I have not and will not stop defending Iraq and the region. However, the national forces lost this phase because of Iran’s strong stand against the national approach. The US was also keen that the nominated person for the prime minister’s post must not be from the Al Iraqiya Bloc. This notion was backed by the Supreme Court which gave an unconstitutional and undemocratic opinion — and it was not part of its job in the first place — regarding the right of the largest bloc to unite with others after the elections to present a candidate for the premiership.
That is how forces that believe in politicising religion were able to further their efforts with regional and international blessings.
Al Iraqiya had to bow out for the sake of the Iraqi people, for Iraqis not to remain without a government that will offer them services, security, improved incomes, and infrastructure — none of which has happened up till now.
At the same time, we insist on a real partnership as the only alternative to protect Iraq and its people.
Members of Nouri Al Maliki’s State of Law Coalition say that you provoke Arabs and Iraqis against the government.
What do you say?
Baghdad’s government does not have a foreign policy. It is personal at best. I have not heard that the cabinet has set definite and clear foreign policy lines, nor have they determined Iraq’s national interests, Iraq’s role in the Islamic and Arab spheres. What is Iraq’s role in the international arena? What is Iraq’s stand regarding the Palestinian-Israeli conflict? What is its stand regarding Iran, Turkey, and Syria? How do you go about solving the problems with Kuwait? What is Iraq’s role and efforts to set up strategic relations with the GCC countries ….etc? There is a clear case in efforts made to damage Iraq’s Arab ties and extensions.

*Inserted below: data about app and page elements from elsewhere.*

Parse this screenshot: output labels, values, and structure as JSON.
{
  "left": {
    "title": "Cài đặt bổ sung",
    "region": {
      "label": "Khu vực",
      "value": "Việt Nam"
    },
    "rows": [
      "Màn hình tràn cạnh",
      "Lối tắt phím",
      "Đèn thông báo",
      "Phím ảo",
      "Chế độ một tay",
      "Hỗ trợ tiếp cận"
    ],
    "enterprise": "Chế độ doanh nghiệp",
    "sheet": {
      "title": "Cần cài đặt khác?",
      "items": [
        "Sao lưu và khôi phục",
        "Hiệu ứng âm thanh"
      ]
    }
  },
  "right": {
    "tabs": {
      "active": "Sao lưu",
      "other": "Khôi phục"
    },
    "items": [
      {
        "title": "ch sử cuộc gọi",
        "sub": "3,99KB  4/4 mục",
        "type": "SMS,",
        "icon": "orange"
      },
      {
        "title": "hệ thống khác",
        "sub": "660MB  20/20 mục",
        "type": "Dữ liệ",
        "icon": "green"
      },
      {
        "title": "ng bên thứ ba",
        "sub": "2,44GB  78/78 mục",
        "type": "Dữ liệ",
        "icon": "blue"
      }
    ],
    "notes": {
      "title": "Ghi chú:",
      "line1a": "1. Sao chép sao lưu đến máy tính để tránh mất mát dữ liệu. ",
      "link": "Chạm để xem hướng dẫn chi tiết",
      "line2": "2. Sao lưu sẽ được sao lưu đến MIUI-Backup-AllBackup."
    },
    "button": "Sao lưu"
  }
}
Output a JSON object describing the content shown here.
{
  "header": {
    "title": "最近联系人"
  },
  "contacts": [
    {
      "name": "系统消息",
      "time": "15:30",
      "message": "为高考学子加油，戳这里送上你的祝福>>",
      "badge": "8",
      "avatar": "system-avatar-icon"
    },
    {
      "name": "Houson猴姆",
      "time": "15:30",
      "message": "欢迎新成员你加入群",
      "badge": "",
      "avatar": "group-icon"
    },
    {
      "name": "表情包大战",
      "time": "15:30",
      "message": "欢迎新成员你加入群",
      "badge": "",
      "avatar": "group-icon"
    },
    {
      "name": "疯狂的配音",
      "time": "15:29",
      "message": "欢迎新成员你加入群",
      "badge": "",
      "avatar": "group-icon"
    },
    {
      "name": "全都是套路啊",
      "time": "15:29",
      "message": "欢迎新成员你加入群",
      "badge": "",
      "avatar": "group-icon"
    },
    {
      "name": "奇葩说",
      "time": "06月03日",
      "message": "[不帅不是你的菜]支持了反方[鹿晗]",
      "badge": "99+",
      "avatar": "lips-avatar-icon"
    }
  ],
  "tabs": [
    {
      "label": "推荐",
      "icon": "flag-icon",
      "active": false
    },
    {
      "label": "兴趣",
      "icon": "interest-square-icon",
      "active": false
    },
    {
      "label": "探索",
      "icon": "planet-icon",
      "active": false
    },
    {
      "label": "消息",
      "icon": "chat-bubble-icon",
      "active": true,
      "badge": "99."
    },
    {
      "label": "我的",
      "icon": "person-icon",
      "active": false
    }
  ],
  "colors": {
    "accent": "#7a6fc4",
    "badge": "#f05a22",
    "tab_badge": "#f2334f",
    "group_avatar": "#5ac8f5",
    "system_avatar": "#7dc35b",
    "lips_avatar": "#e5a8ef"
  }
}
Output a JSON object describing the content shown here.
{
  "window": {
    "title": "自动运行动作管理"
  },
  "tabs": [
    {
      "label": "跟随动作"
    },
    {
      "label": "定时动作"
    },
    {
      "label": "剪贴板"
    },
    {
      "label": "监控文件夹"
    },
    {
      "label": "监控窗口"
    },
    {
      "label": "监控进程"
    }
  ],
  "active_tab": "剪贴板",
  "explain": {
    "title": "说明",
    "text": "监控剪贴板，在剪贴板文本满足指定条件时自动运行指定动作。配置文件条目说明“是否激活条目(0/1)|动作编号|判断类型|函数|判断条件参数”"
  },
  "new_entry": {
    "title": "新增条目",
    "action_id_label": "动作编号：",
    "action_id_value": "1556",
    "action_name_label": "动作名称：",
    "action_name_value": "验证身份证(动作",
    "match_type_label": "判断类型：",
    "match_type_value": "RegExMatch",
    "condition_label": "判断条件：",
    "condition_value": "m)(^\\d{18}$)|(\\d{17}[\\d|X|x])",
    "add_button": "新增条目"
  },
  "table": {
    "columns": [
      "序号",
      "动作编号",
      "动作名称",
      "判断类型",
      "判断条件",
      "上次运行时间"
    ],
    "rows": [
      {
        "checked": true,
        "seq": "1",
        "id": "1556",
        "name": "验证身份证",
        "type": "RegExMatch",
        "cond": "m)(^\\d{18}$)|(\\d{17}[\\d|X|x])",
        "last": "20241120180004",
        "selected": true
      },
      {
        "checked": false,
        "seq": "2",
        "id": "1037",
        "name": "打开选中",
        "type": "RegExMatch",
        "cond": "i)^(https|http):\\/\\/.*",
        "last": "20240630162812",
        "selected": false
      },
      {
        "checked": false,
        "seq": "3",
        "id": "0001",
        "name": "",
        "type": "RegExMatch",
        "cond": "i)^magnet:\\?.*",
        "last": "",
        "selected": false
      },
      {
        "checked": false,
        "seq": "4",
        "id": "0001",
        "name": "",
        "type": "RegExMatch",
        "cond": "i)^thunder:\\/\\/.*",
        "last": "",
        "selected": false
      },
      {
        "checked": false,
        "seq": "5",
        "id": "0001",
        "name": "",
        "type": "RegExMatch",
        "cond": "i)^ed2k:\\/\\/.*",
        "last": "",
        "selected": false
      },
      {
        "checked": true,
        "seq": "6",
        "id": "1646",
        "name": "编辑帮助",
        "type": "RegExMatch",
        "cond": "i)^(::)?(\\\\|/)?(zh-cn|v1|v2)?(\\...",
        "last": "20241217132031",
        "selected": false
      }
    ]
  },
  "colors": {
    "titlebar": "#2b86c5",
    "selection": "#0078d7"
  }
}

Prime Minister Nouri Al Maliki has the armed forces linked to his office. What will you do if your offices are deprived once again of the assigned protection and guards?
Our protection is the Lord Almighty and the Iraqi people. If what you have pointed out recurs, then that will be the very last mask to fall off the governing authority’s face.
The military forces linked to Al Maliki’s office have to be returned — after purification — to the ministries of interior and defence, as well as the National Security Authority. This was also agreed upon in the Arbil agreement and initiative.
Is there truly an Iraqi political process and a national partnership in this government?
No, there is no political democratic process in Iraq, as the elections were forged. A large portion of Iraq’s community was marginalised, and the Al Iraqiya bloc was heavily targeted. Many detentions are still taking place against Al Iraqiya and its supporters.
The national partnership is completely non-existent. I will repeat this once again, we have taken part in this government; however, we are not partners.
We took part to prove our good intentions for the sake of the Iraqi people. We are still waiting for the complete partnership to take place through the implementation of the initiative’s nine chapters, including a road map to take Iraq out of the tragic situation it was pushed into.
If matters continue as they are now, what will you do? Are there any future plans?
As mentioned earlier, we may call for early elections, or conduct a confidence vote against the prime minister. The political process belongs to the Iraqi people and not to the US, Iran or any other country. We are also studying other peaceful and democratic options.
Do you believe that conducting early elections will solve the problem, especially as the people have become more aware of the ongoings in the government today?
Yes, and I believe that there is no need for a partnership in the future. The winner — whoever that may be — gets to put together the government, and the loser becomes a protected and unoppressed opposition.
Popular polls in different research centres and the people’s demonstrations point clearly to the refusal of Iraqis to politicise religion and sect.
The suppressed protests and demonstrations are further proof of the sad state of affairs in Iraq, especially with its prisons filled with detainees.